We cook with it. We bathe with it. We use it for mood lighting. Palm oil is an ingredient in processed foods, cosmetics, hygiene products, biofuels and candles; experts estimate it's found in 50 percent of the items on grocery store shelves. Inexpensive to produce, palm oil contains no trans fats, and has a high melting point, making it versatile and easy to spread. The result: increasing demand. In 1996, global production totaled 16 million metric tons. By 2017, it was 60.7 million.
By Dan Nosowitz
A hot-button issue in the UK focuses on something most Americans don't even know about: a particular method of disinfecting raw poultry.
Norway has urged its companies that actively do business in Brazil to make sure that they are not contributing to destruction of the Amazon rainforest, as Reuters reported.
By Aleksandra Arcipowska, Emily Mangan, You Lyu and Richard Waite
Agriculture provides a livelihood for billions of people every day and feeds all of us. Yet food production has significant impacts on the environment through deforestation and water pollution. It's also a major contributor of greenhouse gas emissions.
By Anne Schechinger

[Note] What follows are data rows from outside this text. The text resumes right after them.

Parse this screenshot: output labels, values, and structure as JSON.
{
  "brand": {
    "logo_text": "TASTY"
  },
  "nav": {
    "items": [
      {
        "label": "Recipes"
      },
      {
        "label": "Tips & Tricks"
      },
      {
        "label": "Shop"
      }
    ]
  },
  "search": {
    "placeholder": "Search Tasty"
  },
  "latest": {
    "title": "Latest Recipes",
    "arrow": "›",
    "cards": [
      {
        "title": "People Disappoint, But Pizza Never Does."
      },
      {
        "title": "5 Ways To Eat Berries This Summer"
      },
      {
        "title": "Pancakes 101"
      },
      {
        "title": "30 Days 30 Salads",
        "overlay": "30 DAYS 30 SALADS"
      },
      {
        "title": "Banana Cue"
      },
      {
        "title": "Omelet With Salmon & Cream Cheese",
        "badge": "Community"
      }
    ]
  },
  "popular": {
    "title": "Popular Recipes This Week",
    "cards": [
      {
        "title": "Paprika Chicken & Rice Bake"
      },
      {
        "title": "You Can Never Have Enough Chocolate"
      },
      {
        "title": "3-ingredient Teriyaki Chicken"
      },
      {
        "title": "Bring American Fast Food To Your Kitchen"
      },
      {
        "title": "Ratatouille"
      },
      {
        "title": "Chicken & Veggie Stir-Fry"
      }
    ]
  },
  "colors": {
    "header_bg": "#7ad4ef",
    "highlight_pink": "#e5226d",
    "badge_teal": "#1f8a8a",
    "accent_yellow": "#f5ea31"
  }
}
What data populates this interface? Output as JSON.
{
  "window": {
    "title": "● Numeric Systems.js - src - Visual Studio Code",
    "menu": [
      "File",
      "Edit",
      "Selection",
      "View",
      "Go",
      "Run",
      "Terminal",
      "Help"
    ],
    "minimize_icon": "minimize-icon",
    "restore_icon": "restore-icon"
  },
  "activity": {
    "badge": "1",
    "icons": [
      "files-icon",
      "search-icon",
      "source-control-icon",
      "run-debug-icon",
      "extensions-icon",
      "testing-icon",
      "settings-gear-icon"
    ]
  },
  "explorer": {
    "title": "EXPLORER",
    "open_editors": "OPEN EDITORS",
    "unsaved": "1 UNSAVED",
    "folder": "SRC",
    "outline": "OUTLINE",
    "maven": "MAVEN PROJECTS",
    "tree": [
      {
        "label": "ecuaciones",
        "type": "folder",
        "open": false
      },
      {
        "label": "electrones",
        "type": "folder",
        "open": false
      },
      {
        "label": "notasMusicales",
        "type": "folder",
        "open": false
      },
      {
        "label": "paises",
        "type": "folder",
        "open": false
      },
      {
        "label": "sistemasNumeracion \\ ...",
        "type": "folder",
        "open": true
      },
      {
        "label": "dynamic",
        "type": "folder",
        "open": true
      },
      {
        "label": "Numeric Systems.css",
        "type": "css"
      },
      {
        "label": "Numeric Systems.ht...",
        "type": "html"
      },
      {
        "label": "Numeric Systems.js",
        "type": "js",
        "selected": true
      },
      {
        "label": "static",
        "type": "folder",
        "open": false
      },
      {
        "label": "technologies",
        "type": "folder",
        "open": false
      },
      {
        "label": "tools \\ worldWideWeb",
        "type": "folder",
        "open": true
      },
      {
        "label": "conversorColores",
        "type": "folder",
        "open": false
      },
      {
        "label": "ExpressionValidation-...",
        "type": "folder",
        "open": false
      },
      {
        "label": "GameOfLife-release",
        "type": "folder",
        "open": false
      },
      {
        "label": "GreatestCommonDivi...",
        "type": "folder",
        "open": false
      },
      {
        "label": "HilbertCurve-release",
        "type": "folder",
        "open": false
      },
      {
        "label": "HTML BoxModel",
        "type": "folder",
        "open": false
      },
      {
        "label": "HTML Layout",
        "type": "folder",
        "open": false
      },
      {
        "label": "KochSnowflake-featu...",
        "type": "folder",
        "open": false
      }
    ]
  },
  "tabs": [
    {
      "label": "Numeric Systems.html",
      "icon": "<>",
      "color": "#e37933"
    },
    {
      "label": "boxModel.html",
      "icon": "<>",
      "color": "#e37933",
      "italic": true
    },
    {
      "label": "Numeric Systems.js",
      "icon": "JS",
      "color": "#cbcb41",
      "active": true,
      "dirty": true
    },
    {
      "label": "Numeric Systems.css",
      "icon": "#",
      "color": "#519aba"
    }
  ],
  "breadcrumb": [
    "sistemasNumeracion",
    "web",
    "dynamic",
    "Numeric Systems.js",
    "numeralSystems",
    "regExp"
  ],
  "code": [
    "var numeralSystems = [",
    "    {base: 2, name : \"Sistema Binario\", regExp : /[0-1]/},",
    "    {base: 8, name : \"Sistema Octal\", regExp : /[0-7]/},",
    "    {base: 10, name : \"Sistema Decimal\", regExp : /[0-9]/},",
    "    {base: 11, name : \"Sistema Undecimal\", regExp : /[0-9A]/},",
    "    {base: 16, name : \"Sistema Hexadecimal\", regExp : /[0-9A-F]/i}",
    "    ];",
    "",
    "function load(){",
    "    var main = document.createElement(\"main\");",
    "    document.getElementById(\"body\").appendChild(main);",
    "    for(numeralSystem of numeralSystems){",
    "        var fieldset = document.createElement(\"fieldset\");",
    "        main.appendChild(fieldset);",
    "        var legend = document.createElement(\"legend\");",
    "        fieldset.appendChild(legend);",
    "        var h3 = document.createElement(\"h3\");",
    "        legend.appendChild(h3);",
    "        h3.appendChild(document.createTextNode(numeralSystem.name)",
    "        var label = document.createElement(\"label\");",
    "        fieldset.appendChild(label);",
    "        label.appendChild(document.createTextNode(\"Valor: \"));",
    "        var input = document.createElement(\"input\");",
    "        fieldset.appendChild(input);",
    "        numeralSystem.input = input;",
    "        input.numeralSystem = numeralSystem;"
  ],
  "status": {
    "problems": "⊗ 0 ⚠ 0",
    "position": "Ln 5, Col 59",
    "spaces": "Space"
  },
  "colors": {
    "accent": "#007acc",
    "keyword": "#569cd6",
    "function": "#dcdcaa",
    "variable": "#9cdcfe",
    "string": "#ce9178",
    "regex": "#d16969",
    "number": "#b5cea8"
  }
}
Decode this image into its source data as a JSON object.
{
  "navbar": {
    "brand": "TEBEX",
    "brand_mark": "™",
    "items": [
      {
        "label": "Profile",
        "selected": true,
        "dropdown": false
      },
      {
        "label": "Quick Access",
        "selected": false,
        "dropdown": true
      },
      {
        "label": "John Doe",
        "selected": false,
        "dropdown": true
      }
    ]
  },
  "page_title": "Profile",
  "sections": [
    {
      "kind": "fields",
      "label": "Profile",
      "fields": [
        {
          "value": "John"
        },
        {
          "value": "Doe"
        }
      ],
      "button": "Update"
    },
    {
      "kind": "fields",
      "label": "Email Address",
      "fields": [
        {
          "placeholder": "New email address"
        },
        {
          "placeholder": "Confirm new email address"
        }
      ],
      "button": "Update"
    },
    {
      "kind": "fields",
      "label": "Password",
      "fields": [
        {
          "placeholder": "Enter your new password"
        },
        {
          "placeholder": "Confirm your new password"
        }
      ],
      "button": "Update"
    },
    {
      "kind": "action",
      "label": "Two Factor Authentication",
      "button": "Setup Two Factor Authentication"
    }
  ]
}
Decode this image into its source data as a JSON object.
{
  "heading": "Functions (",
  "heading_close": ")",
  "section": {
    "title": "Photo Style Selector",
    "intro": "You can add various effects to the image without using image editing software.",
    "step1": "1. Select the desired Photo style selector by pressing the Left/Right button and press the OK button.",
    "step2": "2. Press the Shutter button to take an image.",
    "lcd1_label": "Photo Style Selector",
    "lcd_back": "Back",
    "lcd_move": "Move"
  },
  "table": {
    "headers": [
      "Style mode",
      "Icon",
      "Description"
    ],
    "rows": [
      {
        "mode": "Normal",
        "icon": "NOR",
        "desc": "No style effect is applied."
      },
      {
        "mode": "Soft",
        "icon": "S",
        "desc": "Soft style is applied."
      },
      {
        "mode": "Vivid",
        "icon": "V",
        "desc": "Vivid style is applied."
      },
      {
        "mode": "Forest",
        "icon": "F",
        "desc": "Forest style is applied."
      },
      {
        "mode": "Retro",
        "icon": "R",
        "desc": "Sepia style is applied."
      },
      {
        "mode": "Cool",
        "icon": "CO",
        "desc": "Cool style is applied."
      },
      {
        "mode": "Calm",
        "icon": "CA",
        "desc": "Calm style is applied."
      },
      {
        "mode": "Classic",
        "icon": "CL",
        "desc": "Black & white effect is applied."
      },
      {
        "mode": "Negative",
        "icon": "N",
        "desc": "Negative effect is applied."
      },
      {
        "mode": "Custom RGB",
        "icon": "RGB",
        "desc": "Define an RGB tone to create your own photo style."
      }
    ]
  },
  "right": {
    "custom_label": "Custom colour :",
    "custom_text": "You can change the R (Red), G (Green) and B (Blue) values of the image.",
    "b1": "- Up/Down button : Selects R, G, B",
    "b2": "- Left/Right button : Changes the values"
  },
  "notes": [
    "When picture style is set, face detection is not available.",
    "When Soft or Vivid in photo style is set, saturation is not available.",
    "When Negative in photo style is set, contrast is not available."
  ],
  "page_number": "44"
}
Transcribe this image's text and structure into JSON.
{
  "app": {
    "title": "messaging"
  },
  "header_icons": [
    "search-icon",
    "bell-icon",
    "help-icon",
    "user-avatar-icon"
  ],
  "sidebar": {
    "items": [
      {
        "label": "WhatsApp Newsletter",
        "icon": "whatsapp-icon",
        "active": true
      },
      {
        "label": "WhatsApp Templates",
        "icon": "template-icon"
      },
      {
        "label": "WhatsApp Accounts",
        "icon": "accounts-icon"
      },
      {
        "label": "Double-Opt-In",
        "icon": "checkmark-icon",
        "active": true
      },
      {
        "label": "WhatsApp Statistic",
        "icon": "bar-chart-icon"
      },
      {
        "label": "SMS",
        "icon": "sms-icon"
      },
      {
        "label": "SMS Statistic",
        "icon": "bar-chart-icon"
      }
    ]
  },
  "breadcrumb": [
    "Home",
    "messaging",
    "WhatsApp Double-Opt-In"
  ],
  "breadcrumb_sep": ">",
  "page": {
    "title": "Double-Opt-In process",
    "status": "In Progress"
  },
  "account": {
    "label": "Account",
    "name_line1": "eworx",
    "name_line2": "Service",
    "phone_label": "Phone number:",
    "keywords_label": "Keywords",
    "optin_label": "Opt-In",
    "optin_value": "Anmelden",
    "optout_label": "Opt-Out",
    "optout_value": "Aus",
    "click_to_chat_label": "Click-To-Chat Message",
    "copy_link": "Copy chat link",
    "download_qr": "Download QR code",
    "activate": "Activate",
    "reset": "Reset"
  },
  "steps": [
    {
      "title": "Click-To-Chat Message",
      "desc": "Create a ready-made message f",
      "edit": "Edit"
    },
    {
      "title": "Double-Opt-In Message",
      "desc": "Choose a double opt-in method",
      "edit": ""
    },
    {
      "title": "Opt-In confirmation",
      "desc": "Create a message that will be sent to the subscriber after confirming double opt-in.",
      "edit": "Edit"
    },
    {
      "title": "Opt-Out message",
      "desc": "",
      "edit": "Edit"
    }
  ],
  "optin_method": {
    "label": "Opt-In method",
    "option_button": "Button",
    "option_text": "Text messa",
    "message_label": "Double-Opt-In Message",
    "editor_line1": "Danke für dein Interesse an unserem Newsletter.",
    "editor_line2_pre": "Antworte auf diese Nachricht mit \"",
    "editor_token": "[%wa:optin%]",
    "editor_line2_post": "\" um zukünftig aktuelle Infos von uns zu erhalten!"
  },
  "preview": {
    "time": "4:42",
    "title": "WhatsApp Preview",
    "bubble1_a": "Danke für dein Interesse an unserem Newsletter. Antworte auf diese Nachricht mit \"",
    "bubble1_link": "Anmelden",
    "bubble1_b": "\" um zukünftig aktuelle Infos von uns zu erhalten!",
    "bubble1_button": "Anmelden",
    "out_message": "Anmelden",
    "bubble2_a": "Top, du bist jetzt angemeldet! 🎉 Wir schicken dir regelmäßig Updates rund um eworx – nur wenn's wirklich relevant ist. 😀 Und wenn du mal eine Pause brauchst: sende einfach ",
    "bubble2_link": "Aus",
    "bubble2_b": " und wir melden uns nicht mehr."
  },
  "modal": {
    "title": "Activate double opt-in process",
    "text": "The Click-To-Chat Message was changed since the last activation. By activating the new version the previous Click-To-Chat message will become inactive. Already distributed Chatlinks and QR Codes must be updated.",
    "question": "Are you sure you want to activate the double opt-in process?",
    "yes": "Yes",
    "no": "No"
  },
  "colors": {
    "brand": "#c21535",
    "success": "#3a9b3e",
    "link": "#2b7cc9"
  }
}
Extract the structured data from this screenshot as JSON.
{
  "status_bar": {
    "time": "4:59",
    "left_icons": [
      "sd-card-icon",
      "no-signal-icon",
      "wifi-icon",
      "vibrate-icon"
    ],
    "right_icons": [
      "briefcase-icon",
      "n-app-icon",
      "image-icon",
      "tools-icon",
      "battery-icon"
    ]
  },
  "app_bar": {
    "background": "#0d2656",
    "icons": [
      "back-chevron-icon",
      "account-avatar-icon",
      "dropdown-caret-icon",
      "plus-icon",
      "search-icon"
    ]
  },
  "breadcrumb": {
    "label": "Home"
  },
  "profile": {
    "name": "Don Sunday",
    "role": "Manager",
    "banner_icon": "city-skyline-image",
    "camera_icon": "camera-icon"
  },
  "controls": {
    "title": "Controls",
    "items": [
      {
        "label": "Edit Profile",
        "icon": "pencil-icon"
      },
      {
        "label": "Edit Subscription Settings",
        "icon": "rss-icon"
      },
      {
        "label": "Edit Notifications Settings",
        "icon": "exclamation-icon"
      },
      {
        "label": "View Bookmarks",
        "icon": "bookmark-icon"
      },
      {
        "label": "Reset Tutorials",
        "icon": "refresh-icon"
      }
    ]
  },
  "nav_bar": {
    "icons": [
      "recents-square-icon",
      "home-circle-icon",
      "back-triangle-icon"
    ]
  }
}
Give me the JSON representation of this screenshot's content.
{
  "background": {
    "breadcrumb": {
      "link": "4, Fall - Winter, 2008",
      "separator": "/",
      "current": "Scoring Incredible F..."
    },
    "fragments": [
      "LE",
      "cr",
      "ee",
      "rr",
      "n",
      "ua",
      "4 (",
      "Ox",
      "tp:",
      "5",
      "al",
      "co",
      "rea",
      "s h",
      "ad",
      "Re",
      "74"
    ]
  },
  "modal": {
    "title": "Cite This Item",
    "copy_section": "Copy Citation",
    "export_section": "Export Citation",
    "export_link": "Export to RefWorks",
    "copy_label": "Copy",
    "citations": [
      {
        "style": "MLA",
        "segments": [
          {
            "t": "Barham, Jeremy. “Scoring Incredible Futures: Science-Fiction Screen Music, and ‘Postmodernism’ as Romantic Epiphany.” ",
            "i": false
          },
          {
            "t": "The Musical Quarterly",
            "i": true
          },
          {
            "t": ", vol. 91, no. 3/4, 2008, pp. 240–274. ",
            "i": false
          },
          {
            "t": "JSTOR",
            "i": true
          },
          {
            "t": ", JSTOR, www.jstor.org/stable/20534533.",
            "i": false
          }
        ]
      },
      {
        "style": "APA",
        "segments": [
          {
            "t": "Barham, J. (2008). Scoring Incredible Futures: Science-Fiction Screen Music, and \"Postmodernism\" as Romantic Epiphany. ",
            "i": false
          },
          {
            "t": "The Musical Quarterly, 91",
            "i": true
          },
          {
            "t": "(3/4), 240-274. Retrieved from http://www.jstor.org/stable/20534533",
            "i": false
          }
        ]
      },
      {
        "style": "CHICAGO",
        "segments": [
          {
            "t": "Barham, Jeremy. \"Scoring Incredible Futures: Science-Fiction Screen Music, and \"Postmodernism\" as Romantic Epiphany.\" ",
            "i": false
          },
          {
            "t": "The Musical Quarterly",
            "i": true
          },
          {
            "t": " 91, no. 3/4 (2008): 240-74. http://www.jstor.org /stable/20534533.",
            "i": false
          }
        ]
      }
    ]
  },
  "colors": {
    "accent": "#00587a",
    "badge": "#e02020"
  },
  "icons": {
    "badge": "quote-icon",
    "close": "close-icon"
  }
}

Over the Fourth of July holiday, many of us love to beat the heat in a favorite lake, pond or river. But this year, vacationers from coast to coast will have to look out for a potentially record-breaking number of algae blooms.